“Why has my hat gotten bigger?” he thought, now beginning to panic. “It fit me a few days ago. I can’t see a thing! And all this water, it’s…”
Then he suddenly figured it out. “It’s me!” he said. All this water is coming from me! I’m melting!”
And before long, the Snowman was nothing but a puddle in the front yard, with a pile of coal, his fancy clothes, the pipe and the carrot being all that remained of him.
Since it was a nice warm day, Sally and Billy’s mama ran them out of the house. They’d been cooped up inside since Christmas, and she wanted them to go out and play with their new toys.
While they were outside playing, they noticed that their Snowman was gone. They were sad, but they knew there’d be more snow coming soon enough, and they could always build another one.
As they carried all the items they’d put on the Snowman toward the house, they suddenly noticed, for the first time in months, the trustworthy Scarecrow standing in the back garden. They saw that he no longer had a scarf, that his coat was in tatters, and his hat was worn out and had a big ol’ hole in the back – with a bird’s nest in it!
Sally and Billy both came up with the same idea. They headed toward the Scarecrow, took off his old hat and replaced it with the Snowman’s fine top hat.
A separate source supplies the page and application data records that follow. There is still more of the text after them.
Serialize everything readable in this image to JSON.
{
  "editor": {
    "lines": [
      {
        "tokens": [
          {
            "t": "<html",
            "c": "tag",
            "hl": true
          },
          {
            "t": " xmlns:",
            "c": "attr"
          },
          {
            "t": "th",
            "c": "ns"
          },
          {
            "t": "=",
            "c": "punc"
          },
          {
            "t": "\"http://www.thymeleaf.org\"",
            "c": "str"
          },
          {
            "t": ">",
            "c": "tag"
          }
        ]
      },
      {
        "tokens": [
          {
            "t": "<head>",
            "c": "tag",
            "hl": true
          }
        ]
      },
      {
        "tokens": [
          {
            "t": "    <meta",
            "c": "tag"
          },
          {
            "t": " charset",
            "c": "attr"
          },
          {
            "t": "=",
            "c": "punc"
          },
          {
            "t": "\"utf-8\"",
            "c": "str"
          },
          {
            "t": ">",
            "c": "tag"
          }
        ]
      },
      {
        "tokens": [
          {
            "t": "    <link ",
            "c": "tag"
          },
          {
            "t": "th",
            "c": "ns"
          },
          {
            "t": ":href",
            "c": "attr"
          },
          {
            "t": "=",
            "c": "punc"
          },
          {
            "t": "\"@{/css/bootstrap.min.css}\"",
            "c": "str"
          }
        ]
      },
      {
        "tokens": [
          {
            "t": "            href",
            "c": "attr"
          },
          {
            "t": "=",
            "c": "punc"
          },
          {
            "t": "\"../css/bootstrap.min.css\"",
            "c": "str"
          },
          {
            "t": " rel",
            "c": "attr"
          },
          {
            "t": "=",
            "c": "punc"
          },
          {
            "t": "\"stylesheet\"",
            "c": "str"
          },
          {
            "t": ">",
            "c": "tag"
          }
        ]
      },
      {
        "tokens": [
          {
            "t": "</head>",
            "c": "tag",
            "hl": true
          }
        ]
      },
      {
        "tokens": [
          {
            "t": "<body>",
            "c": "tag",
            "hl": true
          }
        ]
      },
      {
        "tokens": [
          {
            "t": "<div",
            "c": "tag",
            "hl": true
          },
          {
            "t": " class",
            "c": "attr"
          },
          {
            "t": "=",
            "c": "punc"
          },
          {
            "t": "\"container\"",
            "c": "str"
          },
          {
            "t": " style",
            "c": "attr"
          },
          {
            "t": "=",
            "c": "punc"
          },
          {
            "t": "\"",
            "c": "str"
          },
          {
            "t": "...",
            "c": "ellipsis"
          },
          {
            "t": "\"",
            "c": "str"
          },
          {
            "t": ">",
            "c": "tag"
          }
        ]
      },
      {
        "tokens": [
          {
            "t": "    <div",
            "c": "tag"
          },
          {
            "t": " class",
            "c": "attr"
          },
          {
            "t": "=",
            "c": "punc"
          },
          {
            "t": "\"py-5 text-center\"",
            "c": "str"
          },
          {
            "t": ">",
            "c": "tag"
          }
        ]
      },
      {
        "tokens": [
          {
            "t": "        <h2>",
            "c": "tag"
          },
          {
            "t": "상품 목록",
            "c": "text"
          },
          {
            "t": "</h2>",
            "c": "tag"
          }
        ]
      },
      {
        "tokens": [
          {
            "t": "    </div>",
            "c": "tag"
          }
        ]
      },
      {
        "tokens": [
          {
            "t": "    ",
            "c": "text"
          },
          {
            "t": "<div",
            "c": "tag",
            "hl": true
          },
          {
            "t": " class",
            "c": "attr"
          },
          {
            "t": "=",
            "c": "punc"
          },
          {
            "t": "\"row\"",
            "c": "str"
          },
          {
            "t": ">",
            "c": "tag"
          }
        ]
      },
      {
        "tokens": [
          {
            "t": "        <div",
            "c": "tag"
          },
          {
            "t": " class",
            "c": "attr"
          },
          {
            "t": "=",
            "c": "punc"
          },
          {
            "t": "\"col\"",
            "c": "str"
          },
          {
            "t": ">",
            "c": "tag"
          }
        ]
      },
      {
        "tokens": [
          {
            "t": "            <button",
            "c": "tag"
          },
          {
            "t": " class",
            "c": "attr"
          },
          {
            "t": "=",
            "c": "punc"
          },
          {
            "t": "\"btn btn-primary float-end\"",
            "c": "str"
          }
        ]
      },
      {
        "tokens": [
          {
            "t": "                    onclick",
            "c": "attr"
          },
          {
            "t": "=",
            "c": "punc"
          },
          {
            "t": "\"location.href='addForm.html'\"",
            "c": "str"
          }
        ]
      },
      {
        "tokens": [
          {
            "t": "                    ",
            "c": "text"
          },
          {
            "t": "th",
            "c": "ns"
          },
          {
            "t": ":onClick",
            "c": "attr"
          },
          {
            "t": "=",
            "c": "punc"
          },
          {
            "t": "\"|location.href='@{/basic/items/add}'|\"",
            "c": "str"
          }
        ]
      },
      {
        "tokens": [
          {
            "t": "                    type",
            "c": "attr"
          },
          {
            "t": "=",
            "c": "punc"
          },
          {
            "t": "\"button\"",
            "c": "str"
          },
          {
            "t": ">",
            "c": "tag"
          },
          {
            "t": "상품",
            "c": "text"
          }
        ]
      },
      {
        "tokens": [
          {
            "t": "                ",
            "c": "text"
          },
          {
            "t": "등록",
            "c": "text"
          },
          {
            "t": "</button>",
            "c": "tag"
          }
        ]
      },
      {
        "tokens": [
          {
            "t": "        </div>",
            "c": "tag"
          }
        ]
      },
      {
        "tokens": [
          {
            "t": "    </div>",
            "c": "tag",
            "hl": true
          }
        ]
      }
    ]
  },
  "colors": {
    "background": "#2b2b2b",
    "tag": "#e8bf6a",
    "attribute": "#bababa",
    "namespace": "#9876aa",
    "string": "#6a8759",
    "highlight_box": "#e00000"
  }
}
They took off his worn coat and dressed him in the black swallow-tailed coat. Then they wrapped the fine woolen scarf around his neck.
They stepped back, smiled and admired their handiwork. Both agreed that he was just about the finest looking Scarecrow they’d ever seen.
Just goes to show you that you ought to do good every chance you get. ‘Cause when you’re just a puddle, it’s not the stuff you had that folks remember, but the good things you’ve done.
And that’s the story of the Snowman and the Scarecrow.
– THE END –
Written by Craig Dominey and Jim McAmis
Directed by Craig Dominey
Told by Jim McAmis
Sound Design by Henry Howard